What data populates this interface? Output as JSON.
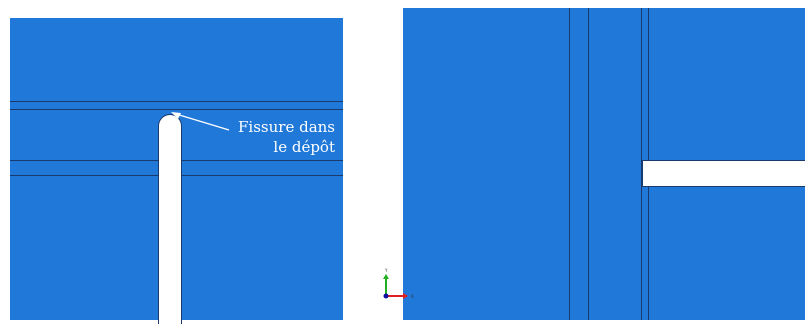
{
  "annotation": {
    "line1": "Fissure dans",
    "line2": "le dépôt"
  },
  "colors": {
    "mesh": "#2079d8",
    "line": "#1a3a6e",
    "slot": "#ffffff",
    "x_axis": "#e02020",
    "y_axis": "#20b020",
    "z_axis": "#1010a0"
  },
  "triad": {
    "y_label": "Y",
    "x_label": "X"
  }
}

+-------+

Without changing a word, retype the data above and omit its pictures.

Answer section:
What data populates this interface? Output as JSON.
{
  "annotation": {
    "line1": "Fissure dans",
    "line2": "le dépôt"
  },
  "colors": {
    "mesh": "#2079d8",
    "line": "#1a3a6e",
    "slot": "#ffffff",
    "x_axis": "#e02020",
    "y_axis": "#20b020",
    "z_axis": "#1010a0"
  },
  "triad": {
    "y_label": "Y",
    "x_label": "X"
  }
}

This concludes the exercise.